Like many votes on Trump nominees, no Democrat supported Thapar. The only Democrat who serves on the committee who did not vote against Thapar was Sen. Mazie Hirono. Having announced her kidney cancer diagnosis a day earlier, Hirono who did not register a vote in either direction.
Sen. Dianne Feinstein, the top Democrat on the committee, expressed specific concerns about a ruling from Thapar that struck down Kentucky’s prohibitions against judges making political contributions. Feinstein criticized the opinion, which relied on the Supreme Court’s decision in Citizens United, repeating her belief that money and speech are not the same.
“It is untraceable dark money, after all, that enables secretive organizations to flood the airwaves with multimillion dollar campaigns,” Feinstein said at the hearing.
Sen. Dick Durbin made a similar argument, though he based his vote against the judge on Thapar’s connection to the Federalist Society — one of the conservative groups that helped compile the list of potential Supreme Court nominees from which Trump chose Gorsuch.
Democrats made the group’s influence on Republican judicial selections a critical point in their opposition to Gorsuch.
Grassley anticipated Durbin’s argument when making his opening statement at the hearing, pre-emptively noting that Democrats have their own outside groups to advocate for liberal causes and appointees.

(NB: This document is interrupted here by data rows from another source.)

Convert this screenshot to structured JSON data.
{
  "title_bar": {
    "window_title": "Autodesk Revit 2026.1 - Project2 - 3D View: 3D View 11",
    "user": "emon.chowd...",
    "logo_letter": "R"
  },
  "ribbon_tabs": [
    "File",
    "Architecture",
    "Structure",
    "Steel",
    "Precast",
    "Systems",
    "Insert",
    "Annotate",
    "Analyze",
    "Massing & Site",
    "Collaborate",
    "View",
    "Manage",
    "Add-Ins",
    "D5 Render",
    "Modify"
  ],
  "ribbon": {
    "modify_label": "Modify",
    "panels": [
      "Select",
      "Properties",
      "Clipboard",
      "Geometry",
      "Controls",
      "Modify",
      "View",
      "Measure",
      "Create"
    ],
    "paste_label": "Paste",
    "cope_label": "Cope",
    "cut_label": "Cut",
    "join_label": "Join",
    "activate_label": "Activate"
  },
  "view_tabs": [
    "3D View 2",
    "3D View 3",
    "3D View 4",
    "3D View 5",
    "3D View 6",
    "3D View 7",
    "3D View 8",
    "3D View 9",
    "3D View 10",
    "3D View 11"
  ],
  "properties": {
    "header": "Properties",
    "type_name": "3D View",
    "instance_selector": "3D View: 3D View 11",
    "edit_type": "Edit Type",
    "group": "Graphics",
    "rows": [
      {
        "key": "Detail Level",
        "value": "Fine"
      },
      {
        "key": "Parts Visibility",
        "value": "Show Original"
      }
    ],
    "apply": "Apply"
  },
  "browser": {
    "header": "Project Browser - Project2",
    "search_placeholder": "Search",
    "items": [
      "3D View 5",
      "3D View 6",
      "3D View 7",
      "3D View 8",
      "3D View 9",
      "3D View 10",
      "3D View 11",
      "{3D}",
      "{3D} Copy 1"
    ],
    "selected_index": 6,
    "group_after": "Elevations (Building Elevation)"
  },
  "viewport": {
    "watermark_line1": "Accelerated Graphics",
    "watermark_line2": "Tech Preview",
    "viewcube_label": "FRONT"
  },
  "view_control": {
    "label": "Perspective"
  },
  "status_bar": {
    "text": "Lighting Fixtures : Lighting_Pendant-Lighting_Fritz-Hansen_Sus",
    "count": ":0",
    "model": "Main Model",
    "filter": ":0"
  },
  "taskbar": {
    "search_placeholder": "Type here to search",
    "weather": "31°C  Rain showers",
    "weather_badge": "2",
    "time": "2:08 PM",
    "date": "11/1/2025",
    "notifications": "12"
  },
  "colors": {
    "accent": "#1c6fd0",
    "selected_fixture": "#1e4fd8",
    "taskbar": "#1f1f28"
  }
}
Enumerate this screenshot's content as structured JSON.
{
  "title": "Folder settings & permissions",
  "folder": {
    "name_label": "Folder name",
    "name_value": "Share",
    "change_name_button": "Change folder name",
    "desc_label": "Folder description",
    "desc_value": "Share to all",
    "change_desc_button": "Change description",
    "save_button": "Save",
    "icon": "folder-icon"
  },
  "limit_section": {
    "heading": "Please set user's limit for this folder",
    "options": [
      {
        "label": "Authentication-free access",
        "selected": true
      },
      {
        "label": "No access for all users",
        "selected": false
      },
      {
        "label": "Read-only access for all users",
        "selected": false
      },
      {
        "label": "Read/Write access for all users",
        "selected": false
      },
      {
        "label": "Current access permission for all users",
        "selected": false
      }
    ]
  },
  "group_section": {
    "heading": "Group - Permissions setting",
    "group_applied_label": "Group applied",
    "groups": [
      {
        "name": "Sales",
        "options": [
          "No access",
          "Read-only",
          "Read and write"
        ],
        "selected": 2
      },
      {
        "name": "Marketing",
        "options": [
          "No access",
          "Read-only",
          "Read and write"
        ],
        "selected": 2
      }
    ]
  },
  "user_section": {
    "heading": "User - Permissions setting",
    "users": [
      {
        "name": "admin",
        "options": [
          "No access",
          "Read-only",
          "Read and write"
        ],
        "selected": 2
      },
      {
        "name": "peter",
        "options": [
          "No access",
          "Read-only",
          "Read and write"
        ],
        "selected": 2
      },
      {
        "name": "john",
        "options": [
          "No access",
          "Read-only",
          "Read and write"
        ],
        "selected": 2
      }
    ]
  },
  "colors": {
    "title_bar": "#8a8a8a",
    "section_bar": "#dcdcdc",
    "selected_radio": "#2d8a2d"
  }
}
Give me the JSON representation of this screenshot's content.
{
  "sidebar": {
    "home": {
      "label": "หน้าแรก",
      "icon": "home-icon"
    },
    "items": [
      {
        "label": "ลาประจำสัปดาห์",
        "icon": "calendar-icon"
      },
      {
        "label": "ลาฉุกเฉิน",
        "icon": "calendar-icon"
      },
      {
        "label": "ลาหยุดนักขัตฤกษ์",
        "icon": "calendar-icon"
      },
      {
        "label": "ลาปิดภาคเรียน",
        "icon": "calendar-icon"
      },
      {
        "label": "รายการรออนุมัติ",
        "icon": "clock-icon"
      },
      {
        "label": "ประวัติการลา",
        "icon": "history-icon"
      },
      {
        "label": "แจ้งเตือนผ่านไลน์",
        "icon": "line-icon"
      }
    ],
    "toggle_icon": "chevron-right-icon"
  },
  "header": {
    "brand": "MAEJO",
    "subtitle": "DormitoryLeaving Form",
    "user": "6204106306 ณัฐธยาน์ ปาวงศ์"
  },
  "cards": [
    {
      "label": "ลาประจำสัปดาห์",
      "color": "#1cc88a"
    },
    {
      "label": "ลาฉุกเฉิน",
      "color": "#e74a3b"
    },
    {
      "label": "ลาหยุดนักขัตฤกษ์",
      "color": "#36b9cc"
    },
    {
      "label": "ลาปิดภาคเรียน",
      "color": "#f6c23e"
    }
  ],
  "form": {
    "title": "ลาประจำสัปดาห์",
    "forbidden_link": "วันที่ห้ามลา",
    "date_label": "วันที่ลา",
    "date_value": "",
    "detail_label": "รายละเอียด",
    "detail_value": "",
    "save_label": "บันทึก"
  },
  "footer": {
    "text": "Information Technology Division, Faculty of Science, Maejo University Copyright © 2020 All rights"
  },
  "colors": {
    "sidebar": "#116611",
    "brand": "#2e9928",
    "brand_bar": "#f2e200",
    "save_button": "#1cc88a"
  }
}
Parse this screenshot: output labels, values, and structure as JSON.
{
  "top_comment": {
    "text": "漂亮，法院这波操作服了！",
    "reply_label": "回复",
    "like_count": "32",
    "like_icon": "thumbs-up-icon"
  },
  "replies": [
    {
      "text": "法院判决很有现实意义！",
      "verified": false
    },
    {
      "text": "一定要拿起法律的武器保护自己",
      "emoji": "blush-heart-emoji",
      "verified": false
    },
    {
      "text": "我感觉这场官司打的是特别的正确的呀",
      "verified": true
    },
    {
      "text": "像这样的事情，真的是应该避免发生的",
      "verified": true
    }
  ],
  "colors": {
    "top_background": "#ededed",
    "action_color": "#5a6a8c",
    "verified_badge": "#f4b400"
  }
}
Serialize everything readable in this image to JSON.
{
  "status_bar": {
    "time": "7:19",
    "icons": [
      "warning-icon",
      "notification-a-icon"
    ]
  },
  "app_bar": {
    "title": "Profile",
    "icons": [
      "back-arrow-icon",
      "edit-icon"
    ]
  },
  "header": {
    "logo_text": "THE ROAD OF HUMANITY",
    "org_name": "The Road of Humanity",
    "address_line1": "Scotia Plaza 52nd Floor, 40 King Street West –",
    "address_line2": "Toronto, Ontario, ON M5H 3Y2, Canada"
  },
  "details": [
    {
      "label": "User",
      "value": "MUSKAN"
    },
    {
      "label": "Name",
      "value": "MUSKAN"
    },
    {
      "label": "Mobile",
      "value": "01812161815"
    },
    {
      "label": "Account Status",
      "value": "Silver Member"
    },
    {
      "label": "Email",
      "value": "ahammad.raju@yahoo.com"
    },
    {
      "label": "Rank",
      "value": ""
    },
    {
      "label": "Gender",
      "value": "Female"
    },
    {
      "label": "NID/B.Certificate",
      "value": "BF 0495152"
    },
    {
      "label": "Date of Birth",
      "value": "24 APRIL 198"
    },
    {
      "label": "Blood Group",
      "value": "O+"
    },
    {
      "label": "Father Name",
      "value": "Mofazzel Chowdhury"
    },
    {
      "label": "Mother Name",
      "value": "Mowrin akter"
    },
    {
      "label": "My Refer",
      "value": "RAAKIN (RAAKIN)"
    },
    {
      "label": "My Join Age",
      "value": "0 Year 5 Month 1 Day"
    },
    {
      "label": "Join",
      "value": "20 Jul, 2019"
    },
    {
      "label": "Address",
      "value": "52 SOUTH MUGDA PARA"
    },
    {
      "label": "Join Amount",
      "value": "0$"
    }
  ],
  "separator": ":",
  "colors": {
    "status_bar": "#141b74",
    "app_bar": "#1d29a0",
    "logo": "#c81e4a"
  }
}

“Outside groups and dark money are old plays in a worn-out playbook,” Grassley said at the hearing. “When you hear the play, it sounds like outside groups exist on only one side. But like I said it’s outside groups making their complaints about Judge Thapar.”